recognize the change and lower their required risk premium. Investors in
international stocks would then realize a capital gain from the fall in the risk
Let’s assume that you believe that the U.S. is safer
(keeping in mind that investors in other countries also appear to believe that
their domestic market is safer) because the economic and/or political prospects
are better in the U.S. You should then conclude that the U.S. has lower expected
returns. This would not mean that the U.S. was a poor place to invest. However,
it is illogical to believe that the U.S. is a safer place to invest, while also
believing that the U.S. will provide higher returns. Risk and expected reward
should be related.
There are other arguments for including international
asset classes in a portfolio. U.S. investors have all of their intellectual
capital in the domestic market. Their ability to generate income from employment
is tied to U.S. economic conditions. They also might own a home, which may
constitute a large percent of their assets. If the dollar falls in value on the
currency markets, not only will the cost of imports rise, but the competitive
pressures from cheap imports will also decrease, allowing domestic manufacturers
to raise prices. This combination of events will lower living standards. Owning
foreign assets acts as a hedge against this risk.
Allocating a significant portion of your portfolio to
international asset classes will provide an insurance policy against potential
problems in the U.S. Since we don’t have a clear crystal ball, diversification
of risk is an important element of the winning strategy. If you need any more
evidence of this just think about Japanese investors in 1989. Like U.S.
investors in 2000, they may have seen no reason to diversify internationally.
Their economy was king. Their technology was dominating the world. Their managed
capitalism system was clearly superior to our more market oriented system. And,
the Japanese stock market had far outperformed the U.S. and other global markets
for 20 years. As we ended 2000, the Nikkei Index was still down approximately
70% from its level of over 11 years ago. Those who do not learn from history are
doomed to repeat the same mistakes.
Investing in international equities surely involves risk,
but so does investing in domestic equities. And, the evidence suggests that
including international equities within a portfolio reduces the overall risks of
the entire portfolio.
1. Gus Huberman, Familiarity Breeds Investment, September 1999.
2. Kenneth R. French and James M. Poterba, “International Diversification and
International Equity Markets,” American Economic Review, vol. 81, No.
2, pp. 222226.
3. Gus Huberman, Familiarity Breeds Investment,
Larry Swedroe is the author of The Only Guide To
A Winning Investment Strategy You Will Ever Need and What
Wall Street Doesn't Want You To Know, available at amazon.com. He is also the Director of
Research for and a Principal of Buckingham Asset Management, Inc. in St. Louis, Missouri.
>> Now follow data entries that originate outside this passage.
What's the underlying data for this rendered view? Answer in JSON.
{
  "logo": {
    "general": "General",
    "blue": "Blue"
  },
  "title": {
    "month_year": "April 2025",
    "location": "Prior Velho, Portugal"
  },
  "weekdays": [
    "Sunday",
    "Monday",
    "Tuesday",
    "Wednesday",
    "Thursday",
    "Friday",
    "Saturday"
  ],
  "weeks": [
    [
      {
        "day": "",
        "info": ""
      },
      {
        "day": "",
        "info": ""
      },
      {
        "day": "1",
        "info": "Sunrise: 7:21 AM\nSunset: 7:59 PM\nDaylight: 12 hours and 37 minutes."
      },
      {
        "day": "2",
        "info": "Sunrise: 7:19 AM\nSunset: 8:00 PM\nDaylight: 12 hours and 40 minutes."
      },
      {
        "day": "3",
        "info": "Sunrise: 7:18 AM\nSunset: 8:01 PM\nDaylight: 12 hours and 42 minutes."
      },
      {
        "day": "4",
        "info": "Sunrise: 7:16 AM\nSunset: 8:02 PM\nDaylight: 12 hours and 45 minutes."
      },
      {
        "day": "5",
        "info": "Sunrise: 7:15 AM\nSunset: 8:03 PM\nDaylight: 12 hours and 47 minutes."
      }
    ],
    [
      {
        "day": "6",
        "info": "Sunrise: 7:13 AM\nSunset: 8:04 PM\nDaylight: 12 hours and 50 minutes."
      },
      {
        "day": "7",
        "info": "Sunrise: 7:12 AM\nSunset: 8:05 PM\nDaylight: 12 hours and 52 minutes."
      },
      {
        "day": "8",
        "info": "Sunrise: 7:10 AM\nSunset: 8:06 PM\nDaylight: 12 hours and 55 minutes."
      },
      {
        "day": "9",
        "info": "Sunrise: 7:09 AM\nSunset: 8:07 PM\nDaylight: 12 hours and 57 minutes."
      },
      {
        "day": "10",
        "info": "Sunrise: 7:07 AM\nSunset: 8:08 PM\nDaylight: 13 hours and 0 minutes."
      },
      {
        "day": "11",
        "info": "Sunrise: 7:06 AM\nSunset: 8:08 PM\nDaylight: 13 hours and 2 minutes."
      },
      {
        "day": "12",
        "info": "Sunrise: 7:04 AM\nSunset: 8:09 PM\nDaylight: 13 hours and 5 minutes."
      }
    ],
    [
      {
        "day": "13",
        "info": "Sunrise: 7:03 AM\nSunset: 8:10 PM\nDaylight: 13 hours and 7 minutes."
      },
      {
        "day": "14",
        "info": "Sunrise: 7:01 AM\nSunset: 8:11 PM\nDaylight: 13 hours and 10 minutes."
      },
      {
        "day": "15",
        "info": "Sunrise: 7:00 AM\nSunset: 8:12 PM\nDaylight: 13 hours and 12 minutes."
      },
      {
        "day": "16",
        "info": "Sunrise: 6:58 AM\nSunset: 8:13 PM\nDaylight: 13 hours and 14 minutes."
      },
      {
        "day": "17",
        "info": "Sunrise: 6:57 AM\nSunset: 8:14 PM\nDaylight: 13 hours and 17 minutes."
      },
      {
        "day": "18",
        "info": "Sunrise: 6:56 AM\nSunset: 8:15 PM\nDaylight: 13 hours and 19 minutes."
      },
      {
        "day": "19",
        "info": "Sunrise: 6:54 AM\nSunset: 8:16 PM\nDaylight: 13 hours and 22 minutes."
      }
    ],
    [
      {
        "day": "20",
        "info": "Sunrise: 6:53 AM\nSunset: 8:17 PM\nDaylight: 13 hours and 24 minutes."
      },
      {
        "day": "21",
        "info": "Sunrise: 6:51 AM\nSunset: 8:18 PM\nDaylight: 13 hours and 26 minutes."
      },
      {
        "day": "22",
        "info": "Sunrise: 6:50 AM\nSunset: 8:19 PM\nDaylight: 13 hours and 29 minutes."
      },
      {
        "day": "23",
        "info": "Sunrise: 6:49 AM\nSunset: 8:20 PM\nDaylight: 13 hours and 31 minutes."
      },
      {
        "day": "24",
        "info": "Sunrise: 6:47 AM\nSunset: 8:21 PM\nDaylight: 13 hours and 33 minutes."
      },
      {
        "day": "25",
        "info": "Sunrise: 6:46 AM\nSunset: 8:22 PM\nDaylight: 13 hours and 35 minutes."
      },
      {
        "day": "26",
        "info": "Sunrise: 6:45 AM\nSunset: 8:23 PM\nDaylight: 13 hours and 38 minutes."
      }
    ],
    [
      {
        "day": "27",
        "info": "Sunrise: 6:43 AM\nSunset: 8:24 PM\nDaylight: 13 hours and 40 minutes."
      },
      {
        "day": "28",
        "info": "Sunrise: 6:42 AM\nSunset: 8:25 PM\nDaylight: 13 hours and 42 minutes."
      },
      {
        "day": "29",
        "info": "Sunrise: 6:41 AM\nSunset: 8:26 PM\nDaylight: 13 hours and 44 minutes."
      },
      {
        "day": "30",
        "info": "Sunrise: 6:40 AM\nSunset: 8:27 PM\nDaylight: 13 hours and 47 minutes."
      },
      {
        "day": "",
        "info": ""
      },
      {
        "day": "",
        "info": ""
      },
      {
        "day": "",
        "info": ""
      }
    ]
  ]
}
However, his opinions and comments expressed within this column are his own, and may not
accurately reflect those of Buckingham Asset Management.
This is a feature article. Investors Confuse The Familiar With The Safe. The opinions expressed are those of the author.